Exercise goal >>
Give the total number of lines in the data below that include "amount", and nothing else.

BEGIN

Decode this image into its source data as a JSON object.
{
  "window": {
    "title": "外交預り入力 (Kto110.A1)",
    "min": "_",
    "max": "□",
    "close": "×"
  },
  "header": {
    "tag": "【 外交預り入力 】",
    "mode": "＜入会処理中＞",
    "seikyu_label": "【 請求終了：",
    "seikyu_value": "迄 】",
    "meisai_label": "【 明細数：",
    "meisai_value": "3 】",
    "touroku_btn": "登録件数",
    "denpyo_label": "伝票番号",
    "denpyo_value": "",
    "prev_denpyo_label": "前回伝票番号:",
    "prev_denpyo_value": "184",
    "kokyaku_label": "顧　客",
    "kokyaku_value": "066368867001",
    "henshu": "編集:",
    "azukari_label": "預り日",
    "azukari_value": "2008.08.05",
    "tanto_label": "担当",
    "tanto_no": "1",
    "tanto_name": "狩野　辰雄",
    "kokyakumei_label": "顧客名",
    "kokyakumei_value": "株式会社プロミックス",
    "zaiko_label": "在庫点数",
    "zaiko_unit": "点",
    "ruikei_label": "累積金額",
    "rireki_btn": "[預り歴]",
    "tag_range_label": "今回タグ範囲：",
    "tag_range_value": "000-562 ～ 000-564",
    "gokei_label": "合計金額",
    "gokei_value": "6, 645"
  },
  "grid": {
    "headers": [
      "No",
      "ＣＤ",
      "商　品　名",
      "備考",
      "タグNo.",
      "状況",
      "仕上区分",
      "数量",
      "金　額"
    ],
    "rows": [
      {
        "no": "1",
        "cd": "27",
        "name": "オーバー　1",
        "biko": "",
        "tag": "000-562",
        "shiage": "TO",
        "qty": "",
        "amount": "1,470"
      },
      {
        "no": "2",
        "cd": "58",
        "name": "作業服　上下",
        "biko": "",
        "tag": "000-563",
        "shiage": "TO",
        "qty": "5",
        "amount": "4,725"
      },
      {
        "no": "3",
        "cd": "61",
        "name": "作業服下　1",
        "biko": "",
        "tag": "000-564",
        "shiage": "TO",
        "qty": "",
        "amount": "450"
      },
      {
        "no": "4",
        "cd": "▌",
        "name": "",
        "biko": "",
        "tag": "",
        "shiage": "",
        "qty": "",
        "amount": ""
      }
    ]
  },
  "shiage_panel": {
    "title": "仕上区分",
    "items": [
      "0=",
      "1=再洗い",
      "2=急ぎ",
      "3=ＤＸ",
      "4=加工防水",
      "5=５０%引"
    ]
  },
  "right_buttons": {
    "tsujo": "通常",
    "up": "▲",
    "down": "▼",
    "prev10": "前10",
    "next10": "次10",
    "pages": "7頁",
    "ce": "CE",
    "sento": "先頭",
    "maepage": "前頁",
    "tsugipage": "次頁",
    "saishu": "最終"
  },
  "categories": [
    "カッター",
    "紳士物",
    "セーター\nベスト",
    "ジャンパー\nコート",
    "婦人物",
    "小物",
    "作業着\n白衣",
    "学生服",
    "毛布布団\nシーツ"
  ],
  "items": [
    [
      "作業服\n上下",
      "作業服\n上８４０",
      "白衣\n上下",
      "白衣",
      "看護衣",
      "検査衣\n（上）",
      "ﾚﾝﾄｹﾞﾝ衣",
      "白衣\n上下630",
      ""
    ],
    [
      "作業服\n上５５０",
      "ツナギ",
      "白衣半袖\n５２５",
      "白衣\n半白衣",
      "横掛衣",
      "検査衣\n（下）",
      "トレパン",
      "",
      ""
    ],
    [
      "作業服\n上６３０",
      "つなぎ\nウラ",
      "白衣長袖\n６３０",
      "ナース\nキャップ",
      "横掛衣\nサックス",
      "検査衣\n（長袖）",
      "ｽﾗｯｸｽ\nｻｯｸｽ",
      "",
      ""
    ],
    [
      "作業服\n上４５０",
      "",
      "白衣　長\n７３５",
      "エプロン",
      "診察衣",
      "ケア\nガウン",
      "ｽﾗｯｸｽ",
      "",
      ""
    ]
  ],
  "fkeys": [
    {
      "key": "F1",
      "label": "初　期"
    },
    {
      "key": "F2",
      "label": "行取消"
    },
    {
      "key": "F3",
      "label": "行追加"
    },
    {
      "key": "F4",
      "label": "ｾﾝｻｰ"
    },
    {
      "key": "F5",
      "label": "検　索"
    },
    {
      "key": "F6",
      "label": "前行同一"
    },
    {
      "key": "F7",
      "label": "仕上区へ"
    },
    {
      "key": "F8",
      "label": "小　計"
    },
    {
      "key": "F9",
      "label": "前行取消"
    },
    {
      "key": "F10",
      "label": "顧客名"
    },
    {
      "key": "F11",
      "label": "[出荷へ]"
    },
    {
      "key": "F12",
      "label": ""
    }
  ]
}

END

Task output >>
4